The Conservative former Prime Minister said the UK would understandably be seen overseas as damaged and diminished.
Britain's place on the United Nations Security Council would be "open to doubt" and its voice on other international bodies weakened if there was a "yes" vote, he suggested.
He issued a stark warning to the SNP that it faced a decade-long fight to be admitted to the EU as a separate member state.
And he renewed his warnings over the impact of any referendum on the UK's membership of the EU - saying quitting Brussels would also represent a huge blow to influence.
Appearing before a House of Lords committee, the 70-year-old former premier cited boyband One Direction as one of the British exports which help give the country an enviable standing across the world.
Television costume drama Downton Abbey and singers Adele and Susan Boyle were also on his list of cultural successes which "reflect a rather favourable impression on Britain".
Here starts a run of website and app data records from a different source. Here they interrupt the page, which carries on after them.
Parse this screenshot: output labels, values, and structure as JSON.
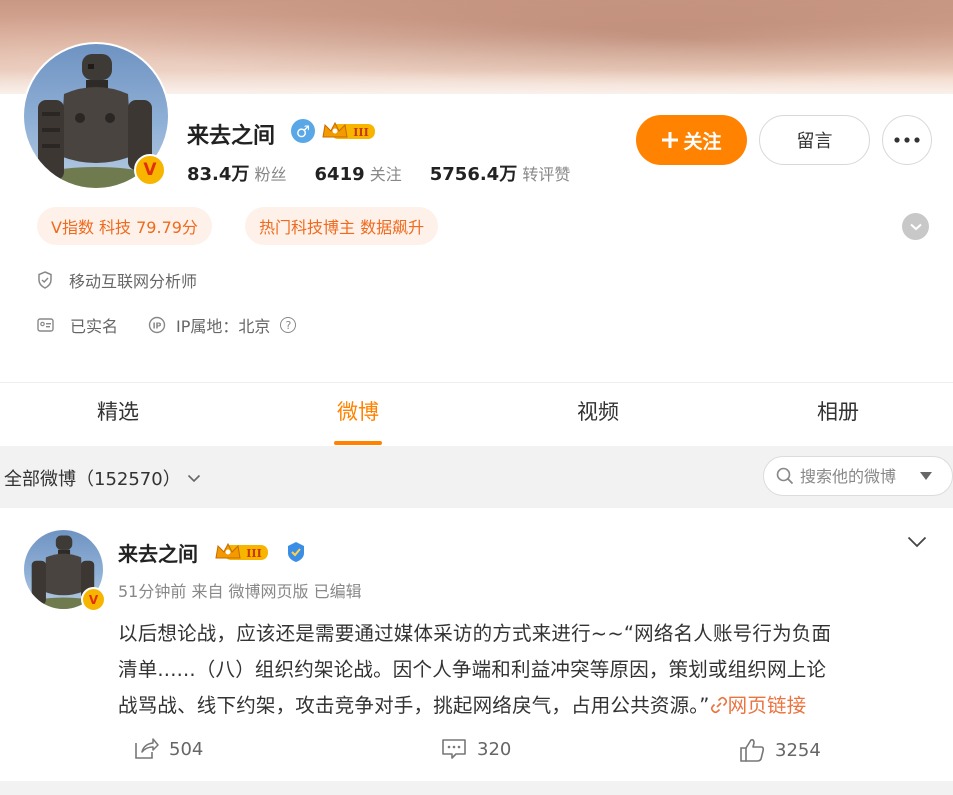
{
  "profile": {
    "name": "来去之间",
    "stats": [
      {
        "value": "83.4万",
        "label": "粉丝"
      },
      {
        "value": "6419",
        "label": "关注"
      },
      {
        "value": "5756.4万",
        "label": "转评赞"
      }
    ],
    "follow_label": "关注",
    "message_label": "留言",
    "vip_level": "III",
    "tags": [
      "V指数 科技 79.79分",
      "热门科技博主 数据飙升"
    ],
    "verified_text": "移动互联网分析师",
    "real_name_text": "已实名",
    "ip_text": "IP属地：北京"
  },
  "tabs": [
    {
      "label": "精选",
      "active": false
    },
    {
      "label": "微博",
      "active": true
    },
    {
      "label": "视频",
      "active": false
    },
    {
      "label": "相册",
      "active": false
    }
  ],
  "filter": {
    "label": "全部微博（152570）",
    "search_placeholder": "搜索他的微博"
  },
  "post": {
    "author": "来去之间",
    "vip_level": "III",
    "meta": "51分钟前 来自 微博网页版 已编辑",
    "text_line1": "以后想论战，应该还是需要通过媒体采访的方式来进行~~“网络名人账号行为负面",
    "text_line2": "清单......（八）组织约架论战。因个人争端和利益冲突等原因，策划或组织网上论",
    "text_line3": "战骂战、线下约架，攻击竞争对手，挑起网络戾气，占用公共资源。”",
    "link_label": "网页链接",
    "reposts": "504",
    "comments": "320",
    "likes": "3254"
  },
  "colors": {
    "accent": "#ff8200",
    "tag_bg": "#fdf1ea",
    "tag_text": "#f06a1d",
    "link": "#eb7340",
    "male_blue": "#5aa7e8"
  }
}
Alongside language, democracy, the rule of law, the monarchy, the BBC, the Financial Times and the City of London as a financial centre, they had helped create an unrivalled profile, he suggested.
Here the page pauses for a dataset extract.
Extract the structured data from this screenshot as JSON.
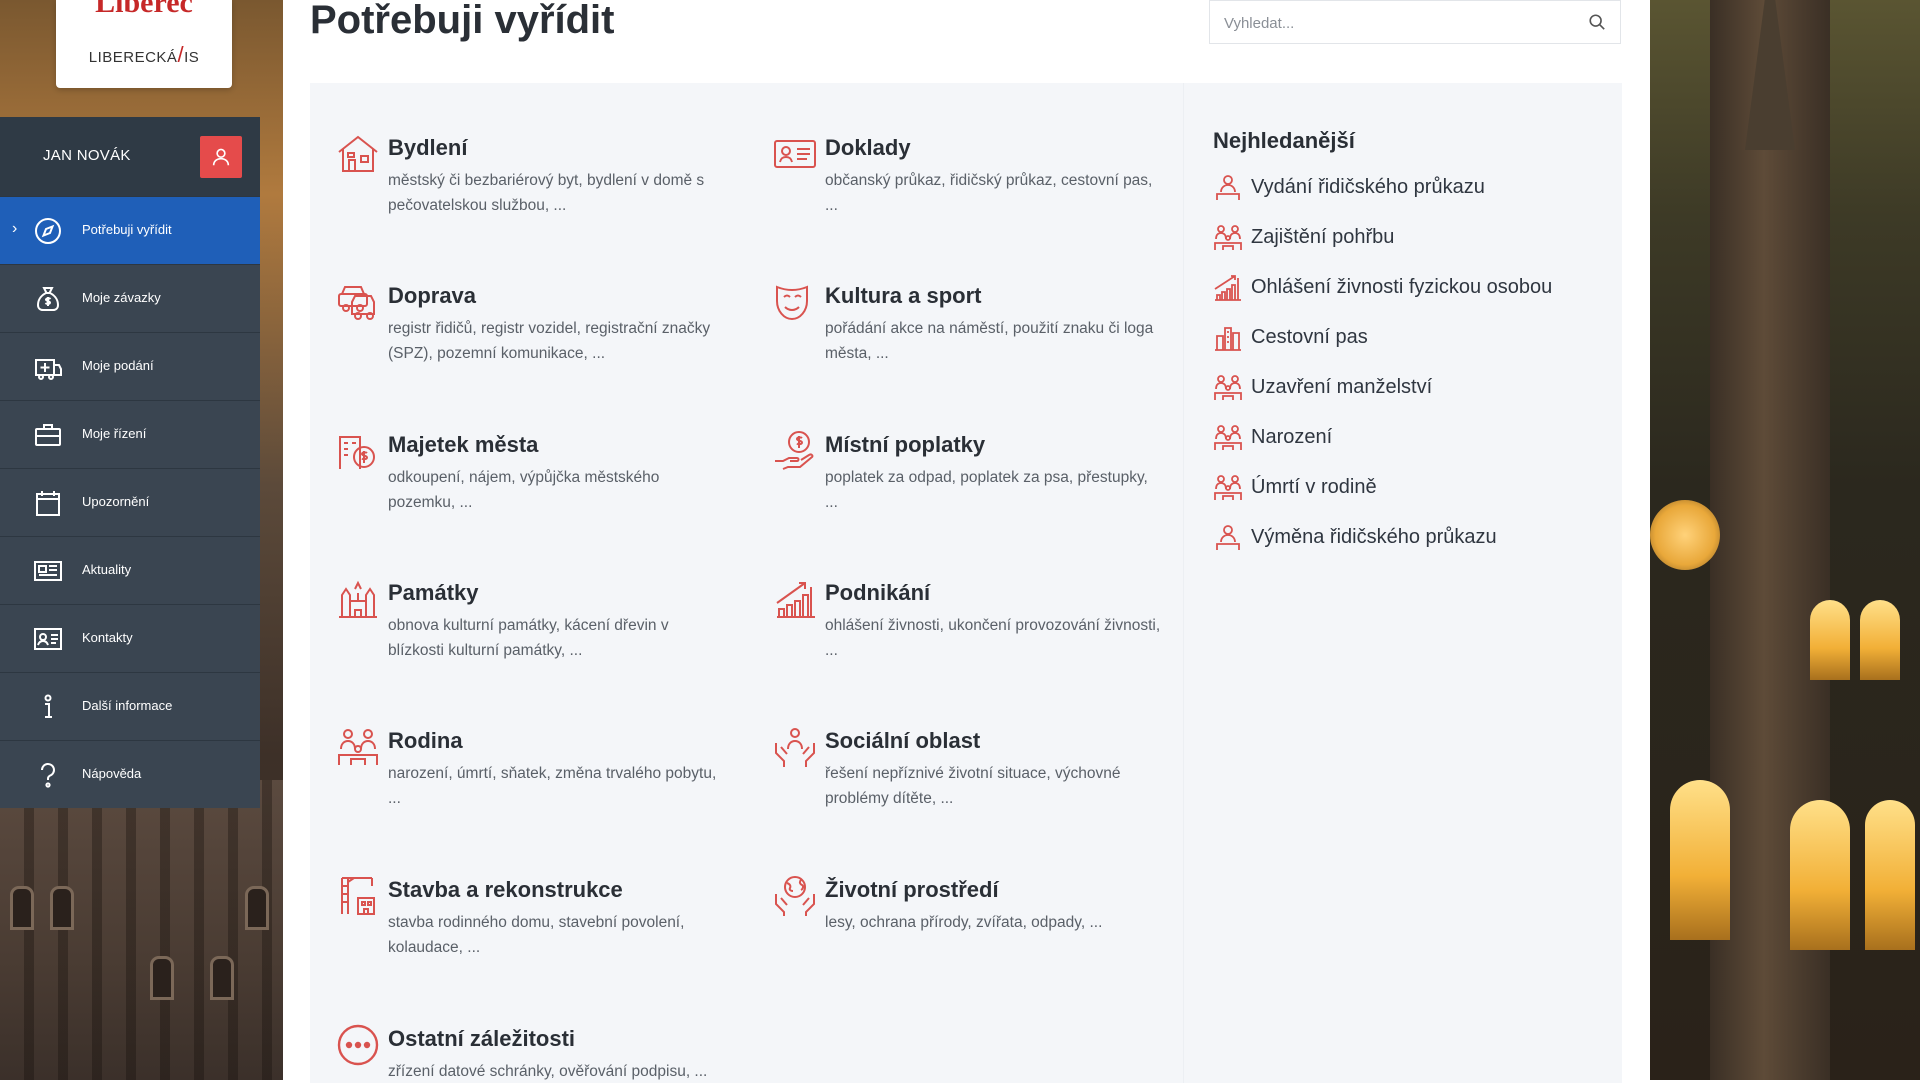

But - giving evidence to an inquiry into the role of "soft power" - he launched his strong attack on the idea of Scottish independence, which will be put to the vote north of the Border in September 2014.